After graduating college in 2009, Brian Maida moved back home to live with his parents while he worked and saved money. By 2011, with $14,000 saved up, Maida was able to purchase his first home which he immediately rented out. By 2013, he was able to afford a second house through his investment and budgeting strategies.

“I was able to refinance that loan within a year and show them that I had 20% equity based on their appraisal, and that lowered my payment by almost 20% … You can get pretty good deals on real estate if you look hard and negotiate.” 

In an interview with Business Insider, Maida outlined on his website that his personal monthly budget served as an easy-to-use template that could help the average person.

Monthly Budget of 27 year old real estate investor

When I followed up with him, he did admit to wanting to accommodate some numbers within his chart such as a food, stressing that when creating your own budget, it will initially be trial and error, but it’s ideal to make initial goals.

During our interview, however, he seemed eager to provide some financial advice to prospective investors.

“When I followed the stock market, it was a bit of a gamble to me,” Maida commented in regards to his uneasy experience with the stock market. “I didn’t understand it, and I lost $2,500.”

With his personality and personal understanding of currency, he decided to place his money in something a bit more tangible, following the advice of a mentor who earns a high income through real estate investment. For his lifestyle, he finds that placing money into hard assets prevailed over liquid cash.

When explaining the overall increase in the long-run, Maida simplifies:

“By the time I’m thirty-five, if I can earn 2,000,000 from real estate at 3% with 25% down when compared to the typical 500,000 at 10% from the stock market, I would still have earned more from real estate. As time goes on, the 10% from the stock market will surpass what you would earn from home investment, assuming you didn’t withdraw any cash and road through the ressecessions. Within real estate, however, money is more predicable. From an investment standpoint in hard assets, having $250,000 invested now at a conversative 3% return, I continuously see the cash coming, and without further investment, I could easily have a comfortable retirement.”

Maida remarks how recessions are a prime time to invest in real estate. He invested in his first home during the post-housing recession in 2010, paying $107,000 over the long-term with a 3 – 4% return. After a few years, he purchased his second home, which he currently lives in, for a deal at $114,000. Overall, he stated that he put in $14,000 down total for both homes and now has $250,000. He currently rents out the first and plans on purchasing a third.

Where You Should Put Your Money

As he learned from his mentor, when putting money into homes, it is best to invest in one certain area and understand its market. Both of his homes lie in an area in New Jersey where prospective New York commuters search for cheaper homes.

Research is vital in regards to any investment. Before closing any deal, it is essential to search up on the area, and be wary that there are more variables dealing with a condo such as poor management and lying about their debt.
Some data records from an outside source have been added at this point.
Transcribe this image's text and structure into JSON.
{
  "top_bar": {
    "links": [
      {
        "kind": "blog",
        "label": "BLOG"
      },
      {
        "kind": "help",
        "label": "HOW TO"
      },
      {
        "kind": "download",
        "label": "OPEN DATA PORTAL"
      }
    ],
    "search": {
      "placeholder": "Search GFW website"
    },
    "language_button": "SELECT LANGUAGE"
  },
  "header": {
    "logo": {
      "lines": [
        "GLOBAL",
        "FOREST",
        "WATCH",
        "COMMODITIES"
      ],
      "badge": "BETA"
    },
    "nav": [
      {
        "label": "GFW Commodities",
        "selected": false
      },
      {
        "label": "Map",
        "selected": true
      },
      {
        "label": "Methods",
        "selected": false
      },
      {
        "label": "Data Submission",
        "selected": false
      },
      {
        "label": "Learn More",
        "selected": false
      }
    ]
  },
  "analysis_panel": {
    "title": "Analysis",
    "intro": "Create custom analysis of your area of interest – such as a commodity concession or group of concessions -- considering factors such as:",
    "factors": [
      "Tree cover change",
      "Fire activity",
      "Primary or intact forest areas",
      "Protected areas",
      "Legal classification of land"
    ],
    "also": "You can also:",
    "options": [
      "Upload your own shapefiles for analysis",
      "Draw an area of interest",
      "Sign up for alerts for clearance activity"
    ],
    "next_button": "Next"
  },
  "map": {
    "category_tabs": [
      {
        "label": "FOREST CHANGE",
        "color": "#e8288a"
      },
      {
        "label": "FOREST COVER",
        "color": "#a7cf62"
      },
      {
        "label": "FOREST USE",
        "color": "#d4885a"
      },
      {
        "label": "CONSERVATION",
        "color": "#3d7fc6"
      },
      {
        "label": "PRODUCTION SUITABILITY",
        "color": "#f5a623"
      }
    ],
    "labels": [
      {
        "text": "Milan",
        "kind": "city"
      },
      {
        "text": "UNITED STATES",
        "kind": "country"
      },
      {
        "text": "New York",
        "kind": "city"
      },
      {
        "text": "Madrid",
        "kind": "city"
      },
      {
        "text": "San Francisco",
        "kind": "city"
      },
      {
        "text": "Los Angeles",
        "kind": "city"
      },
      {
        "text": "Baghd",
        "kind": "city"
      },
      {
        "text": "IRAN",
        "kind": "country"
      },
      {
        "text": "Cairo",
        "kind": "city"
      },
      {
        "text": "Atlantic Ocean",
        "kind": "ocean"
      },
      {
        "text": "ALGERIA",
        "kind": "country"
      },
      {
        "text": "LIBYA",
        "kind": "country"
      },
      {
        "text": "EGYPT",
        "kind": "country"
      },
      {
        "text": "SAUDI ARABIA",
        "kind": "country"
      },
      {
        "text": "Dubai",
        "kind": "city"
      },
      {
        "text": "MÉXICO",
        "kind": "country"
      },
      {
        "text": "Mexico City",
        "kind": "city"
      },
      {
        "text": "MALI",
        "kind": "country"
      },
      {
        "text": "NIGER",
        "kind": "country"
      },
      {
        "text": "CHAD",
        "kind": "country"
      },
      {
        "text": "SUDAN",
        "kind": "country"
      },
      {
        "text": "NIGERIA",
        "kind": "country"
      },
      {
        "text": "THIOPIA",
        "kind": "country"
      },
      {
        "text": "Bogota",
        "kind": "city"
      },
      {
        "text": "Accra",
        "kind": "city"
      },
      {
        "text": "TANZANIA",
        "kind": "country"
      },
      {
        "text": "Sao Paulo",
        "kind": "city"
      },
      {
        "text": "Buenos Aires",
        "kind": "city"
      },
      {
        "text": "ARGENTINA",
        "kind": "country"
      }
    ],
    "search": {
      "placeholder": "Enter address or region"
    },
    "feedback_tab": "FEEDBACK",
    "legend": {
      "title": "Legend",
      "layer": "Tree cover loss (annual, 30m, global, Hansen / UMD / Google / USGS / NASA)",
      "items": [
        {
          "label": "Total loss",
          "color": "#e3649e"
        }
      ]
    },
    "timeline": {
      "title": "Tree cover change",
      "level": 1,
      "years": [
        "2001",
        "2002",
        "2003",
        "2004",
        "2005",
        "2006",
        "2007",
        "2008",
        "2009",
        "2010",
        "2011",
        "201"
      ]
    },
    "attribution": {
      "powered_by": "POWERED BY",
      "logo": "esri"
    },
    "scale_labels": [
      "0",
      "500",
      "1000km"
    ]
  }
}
It is difficult to rent out a home where the association is dealing with financial issues.

Even look up your company’s 401k policy to ensure that they are matching your statement. “There are a lot of rules and regulations [regarding company retirement policies, and many people are unaware how it works and throw away their money without being matched,” Maida said, stressing how essential it is to have your own backup retirement plan when your company falters. With investing, Maida is able to live on his salary and save his commision for a future of comfortable living.

His final advice while we were wrapping up our conversation concludes with:

“I would say for young people with a similar sales mind as myself, investing in real estate is a great choice, and can help you buy a nest egg for yourself. Investing in stocks is more passive, and with rental real estate, you’ve got to put some sweat into it, which only makes it more rewarding.”

Maida currently works in business development and sales, and as a vegan and animal enthusiast, he is the founder of Vegaprocity, an organization dedicated to healthy, vegan living.

Original article published by Melinda Sherrill on Next Shark.